# [ACTIVITY]
Return each line of the records holding the string "рабочего".

# [SUPPLIED DATA]
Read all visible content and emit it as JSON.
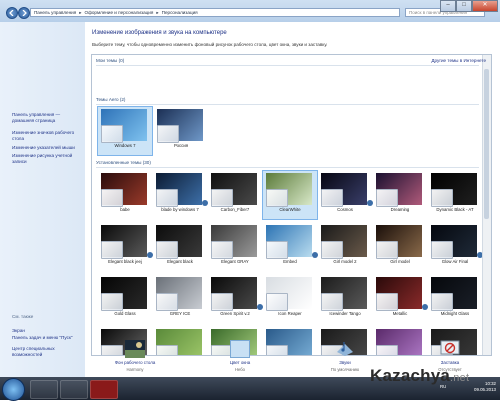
{
  "window": {
    "breadcrumb": [
      "Панель управления",
      "Оформление и персонализация",
      "Персонализация"
    ],
    "search_placeholder": "Поиск в панели управления",
    "controls": {
      "minimize": "–",
      "maximize": "□",
      "close": "✕"
    }
  },
  "sidebar": {
    "top_links": [
      "Панель управления — домашняя страница",
      "Изменение значков рабочего стола",
      "Изменение указателей мыши",
      "Изменение рисунка учетной записи"
    ],
    "see_also_title": "См. также",
    "bottom_links": [
      "Экран",
      "Панель задач и меню \"Пуск\"",
      "Центр специальных возможностей"
    ]
  },
  "main": {
    "title": "Изменение изображения и звука на компьютере",
    "subtitle": "Выберите тему, чтобы одновременно изменить фоновый рисунок рабочего стола, цвет окна, звуки и заставку.",
    "my_themes": "Мои темы (0)",
    "get_more": "Другие темы в Интернете",
    "aero_themes": "Темы Aero (2)",
    "aero_items": [
      {
        "label": "Windows 7",
        "colors": [
          "#2e73b8",
          "#7fc2ef"
        ],
        "selected": true
      },
      {
        "label": "Россия",
        "colors": [
          "#1b2f54",
          "#6f98c8"
        ],
        "selected": false
      }
    ],
    "installed_themes": "Установленные темы (30)",
    "installed_items": [
      {
        "label": "babe",
        "colors": [
          "#2a0c0c",
          "#9a3a2a"
        ]
      },
      {
        "label": "blade by windows 7",
        "colors": [
          "#0b1b33",
          "#3d6fa8"
        ]
      },
      {
        "label": "Carbon_Fiber7",
        "colors": [
          "#101010",
          "#4a4a4a"
        ]
      },
      {
        "label": "ClearWhite",
        "colors": [
          "#5b7b3a",
          "#d8e8c8"
        ],
        "selected": true
      },
      {
        "label": "Cosmos",
        "colors": [
          "#060612",
          "#3a3f6a"
        ]
      },
      {
        "label": "Dreaming",
        "colors": [
          "#1a1030",
          "#b05a7a"
        ]
      },
      {
        "label": "Dynamic Black - AT",
        "colors": [
          "#000000",
          "#202020"
        ]
      },
      {
        "label": "Elegant black jeej",
        "colors": [
          "#0a0a0a",
          "#5a5a5a"
        ]
      },
      {
        "label": "Elegant black",
        "colors": [
          "#0c0c0c",
          "#3a3a3a"
        ]
      },
      {
        "label": "Elegant GRAY",
        "colors": [
          "#3a3a3a",
          "#9a9a9a"
        ]
      },
      {
        "label": "Embed",
        "colors": [
          "#2d74b4",
          "#b9dcef"
        ]
      },
      {
        "label": "Girl model 2",
        "colors": [
          "#1a1a1a",
          "#6a5a4a"
        ]
      },
      {
        "label": "Girl model",
        "colors": [
          "#1a0f0a",
          "#8a6a4a"
        ]
      },
      {
        "label": "Glow Air Final",
        "colors": [
          "#05080f",
          "#1f2a38"
        ]
      },
      {
        "label": "Gold Glass",
        "colors": [
          "#050505",
          "#2a2a2a"
        ]
      },
      {
        "label": "GREY ICE",
        "colors": [
          "#6a7078",
          "#c8ccd2"
        ]
      },
      {
        "label": "Green Spirit v.2",
        "colors": [
          "#0a0a0a",
          "#4a4a4a"
        ]
      },
      {
        "label": "Icon Reaper",
        "colors": [
          "#d8dde2",
          "#ffffff"
        ]
      },
      {
        "label": "Icewinder Tango",
        "colors": [
          "#1c1c1c",
          "#5a5a5a"
        ]
      },
      {
        "label": "Metallic",
        "colors": [
          "#2a0a0a",
          "#8a2a2a"
        ]
      },
      {
        "label": "Midnight Glass",
        "colors": [
          "#06080c",
          "#1a1f28"
        ]
      },
      {
        "label": "",
        "colors": [
          "#0a0a0a",
          "#6a6a6a"
        ]
      },
      {
        "label": "",
        "colors": [
          "#5a8a3a",
          "#9fc86a"
        ]
      },
      {
        "label": "",
        "colors": [
          "#3a6a2a",
          "#a8d080"
        ]
      },
      {
        "label": "",
        "colors": [
          "#2a5a8a",
          "#7ab0d8"
        ]
      },
      {
        "label": "",
        "colors": [
          "#1a1a1a",
          "#4a4a4a"
        ]
      },
      {
        "label": "",
        "colors": [
          "#5a2a6a",
          "#b07ac8"
        ]
      },
      {
        "label": "",
        "colors": [
          "#1a1a1a",
          "#3a3a3a"
        ]
      }
    ]
  },
  "bottom": {
    "items": [
      {
        "title": "Фон рабочего стола",
        "value": "Harmony"
      },
      {
        "title": "Цвет окна",
        "value": "Небо"
      },
      {
        "title": "Звуки",
        "value": "По умолчанию"
      },
      {
        "title": "Заставка",
        "value": "Отсутствует"
      }
    ]
  },
  "taskbar": {
    "lang": "RU",
    "time": "10:32",
    "date": "09.05.2013"
  },
  "watermark": {
    "main": "Kazachya",
    "suffix": ".net"
  },
  "colors": {
    "link": "#1e3287",
    "accent": "#2d5f9e",
    "selected": "#cce4f7"
  }
}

# [RESPONSE AREA]
      "Изменение значков рабочего стола",
    "subtitle": "Выберите тему, чтобы одновременно изменить фоновый рисунок рабочего стола, цвет окна, звуки и заставку.",
        "title": "Фон рабочего стола",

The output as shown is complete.